**TASK DETAILS**.
Pictures aside, please retype the whole listing word for word.

━━━━━━━━━━━━━━━━━━━━━━━━━━━━━━

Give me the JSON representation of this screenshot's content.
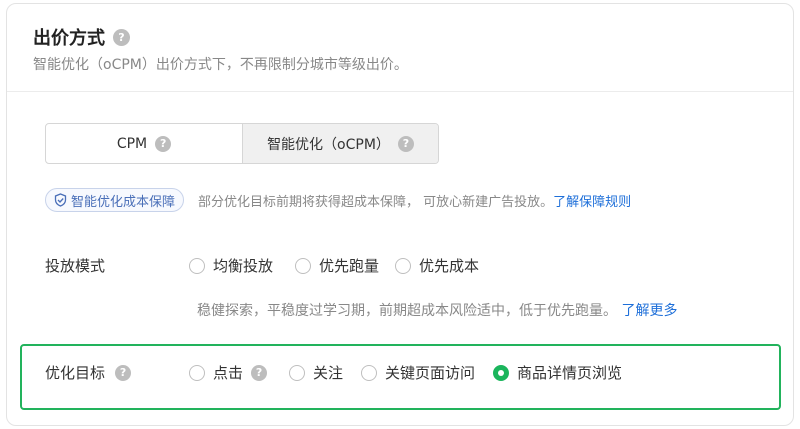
{
  "header": {
    "title": "出价方式",
    "subtitle": "智能优化（oCPM）出价方式下，不再限制分城市等级出价。"
  },
  "bid_type": {
    "options": [
      {
        "label": "CPM",
        "active": false
      },
      {
        "label": "智能优化（oCPM）",
        "active": true
      }
    ]
  },
  "guarantee": {
    "badge": "智能优化成本保障",
    "text": "部分优化目标前期将获得超成本保障， 可放心新建广告投放。",
    "link": "了解保障规则"
  },
  "delivery_mode": {
    "label": "投放模式",
    "options": [
      "均衡投放",
      "优先跑量",
      "优先成本"
    ],
    "description": "稳健探索，平稳度过学习期，前期超成本风险适中，低于优先跑量。",
    "link": "了解更多"
  },
  "optimization_goal": {
    "label": "优化目标",
    "options": [
      "点击",
      "关注",
      "关键页面访问",
      "商品详情页浏览"
    ],
    "selected": "商品详情页浏览"
  },
  "colors": {
    "accent_green": "#1bb55c",
    "link_blue": "#1e6fd9",
    "badge_blue": "#4a6fb8"
  },
  "icons": {
    "help": "question-mark-circle-icon",
    "shield": "shield-check-icon"
  }
}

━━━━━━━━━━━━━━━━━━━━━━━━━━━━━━

**ANSWER FOR THE TASK**.
Give me the JSON representation of this screenshot's content.
{
  "header": {
    "title": "出价方式",
    "subtitle": "智能优化（oCPM）出价方式下，不再限制分城市等级出价。"
  },
  "bid_type": {
    "options": [
      {
        "label": "CPM",
        "active": false
      },
      {
        "label": "智能优化（oCPM）",
        "active": true
      }
    ]
  },
  "guarantee": {
    "badge": "智能优化成本保障",
    "text": "部分优化目标前期将获得超成本保障， 可放心新建广告投放。",
    "link": "了解保障规则"
  },
  "delivery_mode": {
    "label": "投放模式",
    "options": [
      "均衡投放",
      "优先跑量",
      "优先成本"
    ],
    "description": "稳健探索，平稳度过学习期，前期超成本风险适中，低于优先跑量。",
    "link": "了解更多"
  },
  "optimization_goal": {
    "label": "优化目标",
    "options": [
      "点击",
      "关注",
      "关键页面访问",
      "商品详情页浏览"
    ],
    "selected": "商品详情页浏览"
  },
  "colors": {
    "accent_green": "#1bb55c",
    "link_blue": "#1e6fd9",
    "badge_blue": "#4a6fb8"
  },
  "icons": {
    "help": "question-mark-circle-icon",
    "shield": "shield-check-icon"
  }
}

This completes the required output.